Inside a Converted Blacksmith Shop Turned Home
To amble down Old Stone Post Road in Lyme is to retreat ever so slowly away from the present day—away from the whir of traffic on I-95, just a few miles south, and away from any of the nearby towns dotting Long Island Sound. It’s here, among verdant nature preserves and vast, open farmland, that an unassuming community of historic homes gets its much deserved second wind, all thanks to a merry band of builders and preservationists who set out in the 1980s to transport a dozen 18th-century structures to this tiny slice of New London County.
One such structure was a 1750 blacksmith shop from New Hampshire, which, like the others, “came down in a box, on a trailer,” says Skip Broom, owner of Hadlyme-based H. P. Broom Housewright and the leader of a pack that rebuilt the structure beam by beam. On reading about the project in a magazine a few years ago, Greenwich residents Paula and Mark Archie were so taken with its uniqueness that they saw past the then-owner’s decor—it was “an über-modern house inside a very authentic barnlike structure, with everything white, no trim, stark-white walls, and stark-white leather furniture,” says Paula—and envisioned a family home for their two daughters, now 23 and 26, that would indulge their passion for the architecture of old.
In fact, that magazine remained in Mark’s “binder full of ideas” for a while, as if to prophesy the Archies’ next move. So when the converted blacksmith shop eventually came on the market, “I think he mentally bought it before he got to the door—and truly this has happened before; I kid you not,” says Paula, chuckling about her husband’s propensity to buy and renovate homes. Not that she blames him one bit: Mark, the owner and founder of Mark Inc., a boutique fine carpets firm based in Greenwich, says they both “have a love affair with structures and houses. We’ll look at houses and we’ll chat about them, and very often we’re in agreement with what it is we like and appreciate.”
Since Broom had completed the original residential conversion, it only made sense for the Archies to enlist him again as the housewright—“design builder,” in 18th-century verbiage.

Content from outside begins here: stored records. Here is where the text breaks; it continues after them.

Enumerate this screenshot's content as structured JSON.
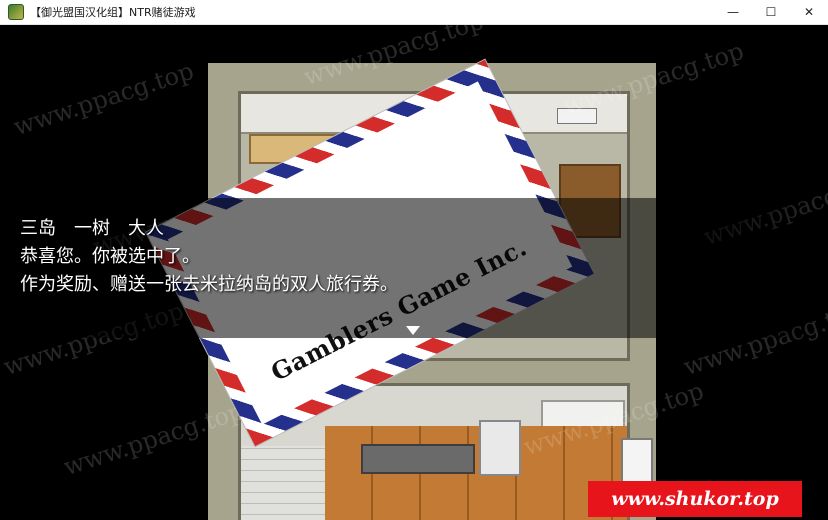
{
  "window": {
    "title": "【御光盟国汉化组】NTR赌徒游戏",
    "minimize_glyph": "—",
    "maximize_glyph": "☐",
    "close_glyph": "✕"
  },
  "envelope": {
    "text": "Gamblers Game Inc."
  },
  "message": {
    "speaker": "三岛　一树　大人",
    "line2": "恭喜您。你被选中了。",
    "line3": "作为奖励、赠送一张去米拉纳岛的双人旅行券。"
  },
  "watermark": {
    "text": "www.ppacg.top"
  },
  "badge": {
    "text": "www.shukor.top",
    "color": "#e8141b"
  },
  "colors": {
    "stripe_red": "#d42b2b",
    "stripe_blue": "#25308c"
  }
}
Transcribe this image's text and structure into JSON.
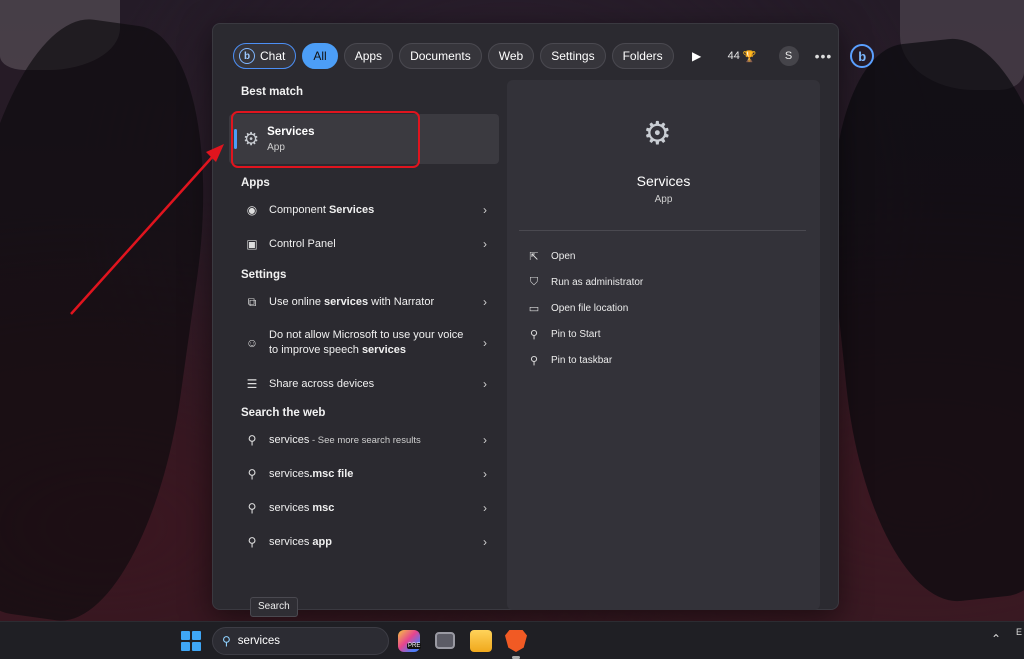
{
  "filters": {
    "chat": "Chat",
    "tabs": [
      "All",
      "Apps",
      "Documents",
      "Web",
      "Settings",
      "Folders"
    ],
    "active": "All",
    "points": "44",
    "avatar": "S"
  },
  "best_match": {
    "heading": "Best match",
    "title": "Services",
    "subtitle": "App"
  },
  "apps": {
    "heading": "Apps",
    "items": [
      {
        "pre": "Component ",
        "bold": "Services",
        "post": ""
      },
      {
        "pre": "Control Panel",
        "bold": "",
        "post": ""
      }
    ]
  },
  "settings": {
    "heading": "Settings",
    "items": [
      {
        "pre": "Use online ",
        "bold": "services",
        "post": " with Narrator"
      },
      {
        "pre": "Do not allow Microsoft to use your voice to improve speech ",
        "bold": "services",
        "post": ""
      },
      {
        "pre": "Share across devices",
        "bold": "",
        "post": ""
      }
    ]
  },
  "web": {
    "heading": "Search the web",
    "items": [
      {
        "pre": "services",
        "bold": "",
        "post": "",
        "small": " - See more search results"
      },
      {
        "pre": "services",
        "bold": ".msc file",
        "post": ""
      },
      {
        "pre": "services ",
        "bold": "msc",
        "post": ""
      },
      {
        "pre": "services ",
        "bold": "app",
        "post": ""
      }
    ]
  },
  "detail": {
    "name": "Services",
    "type": "App",
    "actions": [
      "Open",
      "Run as administrator",
      "Open file location",
      "Pin to Start",
      "Pin to taskbar"
    ]
  },
  "tooltip": "Search",
  "taskbar": {
    "search_value": "services",
    "copilot_badge": "PRE",
    "tray_text": "E"
  },
  "colors": {
    "accent": "#4c9ef7",
    "annotation": "#e0141e"
  }
}
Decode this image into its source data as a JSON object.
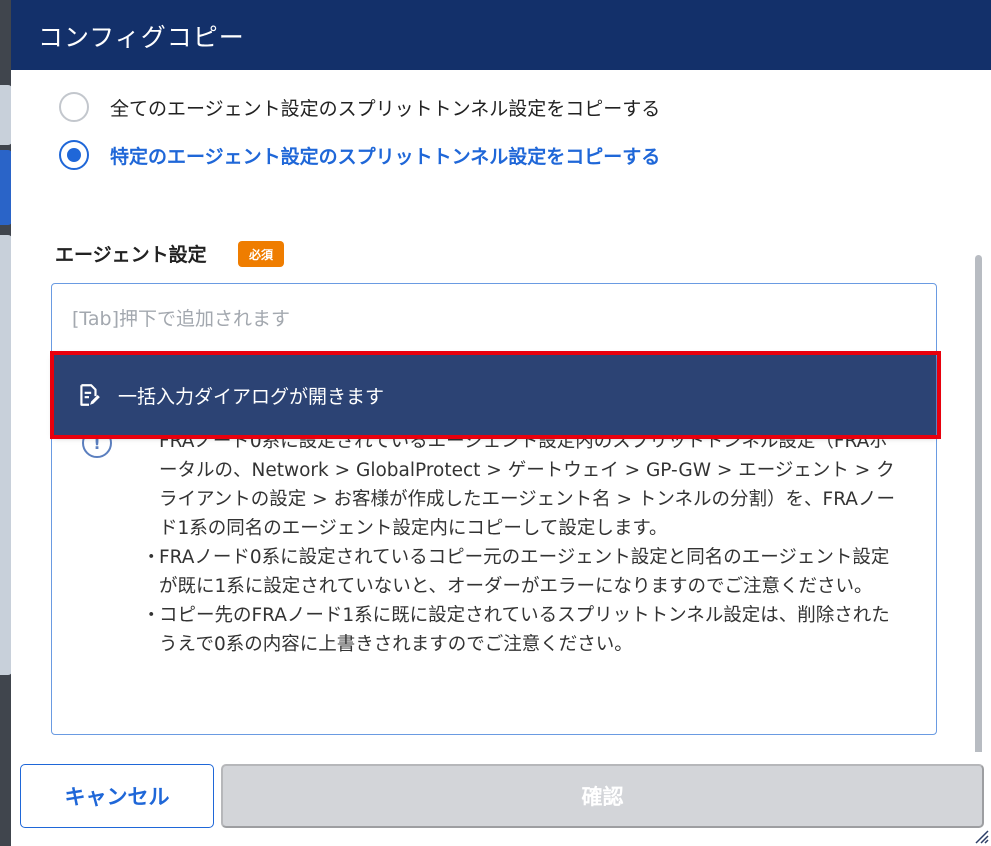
{
  "dialog": {
    "title": "コンフィグコピー"
  },
  "radio_options": [
    {
      "label": "全てのエージェント設定のスプリットトンネル設定をコピーする",
      "checked": false
    },
    {
      "label": "特定のエージェント設定のスプリットトンネル設定をコピーする",
      "checked": true
    }
  ],
  "agent_section": {
    "label": "エージェント設定",
    "required_badge": "必須",
    "input_placeholder": "[Tab]押下で追加されます",
    "input_value": ""
  },
  "tooltip": {
    "text": "一括入力ダイアログが開きます",
    "icon": "document-edit-icon"
  },
  "notes": {
    "icon": "info-icon",
    "items": [
      {
        "bullet": "",
        "text": "FRAノード0系に設定されているエージェント設定内のスプリットトンネル設定（FRAポータルの、Network > GlobalProtect > ゲートウェイ > GP-GW > エージェント > クライアントの設定 > お客様が作成したエージェント名 > トンネルの分割）を、FRAノード1系の同名のエージェント設定内にコピーして設定します。"
      },
      {
        "bullet": "・",
        "text": "FRAノード0系に設定されているコピー元のエージェント設定と同名のエージェント設定が既に1系に設定されていないと、オーダーがエラーになりますのでご注意ください。"
      },
      {
        "bullet": "・",
        "text": "コピー先のFRAノード1系に既に設定されているスプリットトンネル設定は、削除されたうえで0系の内容に上書きされますのでご注意ください。"
      }
    ]
  },
  "footer": {
    "cancel_label": "キャンセル",
    "confirm_label": "確認",
    "confirm_enabled": false
  },
  "colors": {
    "header_bg": "#13306a",
    "accent": "#1f67d8",
    "required_badge": "#ef7d00",
    "tooltip_bg": "#2c4374",
    "highlight": "#e8000d",
    "disabled_button": "#d3d5d9"
  }
}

Together they hatched a plan to reconfigure the layout of the bedrooms, “redefining the space so that it would work for us,” and adding windows, says Mark; building a wing with an entry foyer, a totally new kitchen, and guest suite; remodeling the stair hall and bathrooms; finishing the second floor, which was “nothing more than attic space,” Paula says, and gussying up the trim-less interiors with “all those bells and whistles of a warm home,” she adds. “They wanted to make the inside look more rustic and less modern,” notes Broom, who aimed to make the exterior “look like a complex of barns that was added over the years.”
From the approach, says Paula, the structure now “sits like a barn in the field. If you were to drive around it, you would never know it’s a house.” Inside, of course, it’s the opposite, filled with meaningful furnishings and decor. “The kind of things that make a house feel like a home are special things that we’ve collected, and they’re treasures,” says Paula, mentioning the antique Mozart and Beethoven busts that perch under the wood-beamed ceiling in the new foyer. “It’s always been about charm,” chimes in Mark. “It’s never been about big is better. It’s about character and charm.”
It’s this foyer that was purposely designed as a “green room,” a place to stop and take a breath before turning left and stepping into the staggering “great room,” formerly the blacksmith shop. Ensuring a dramatic transition from small to large was high on the list of Mark’s priorities. “I always believe there should be some sort of staging before you reach a room,” he says. “I think there’s an emotion that comes over everyone, and the reactions we’ve seen from people are just amazing.”
A version of this article appeared in the March 2013 issue of CTC&G (Connecticut Cottages & Gardens) with the headline: American Pastoral.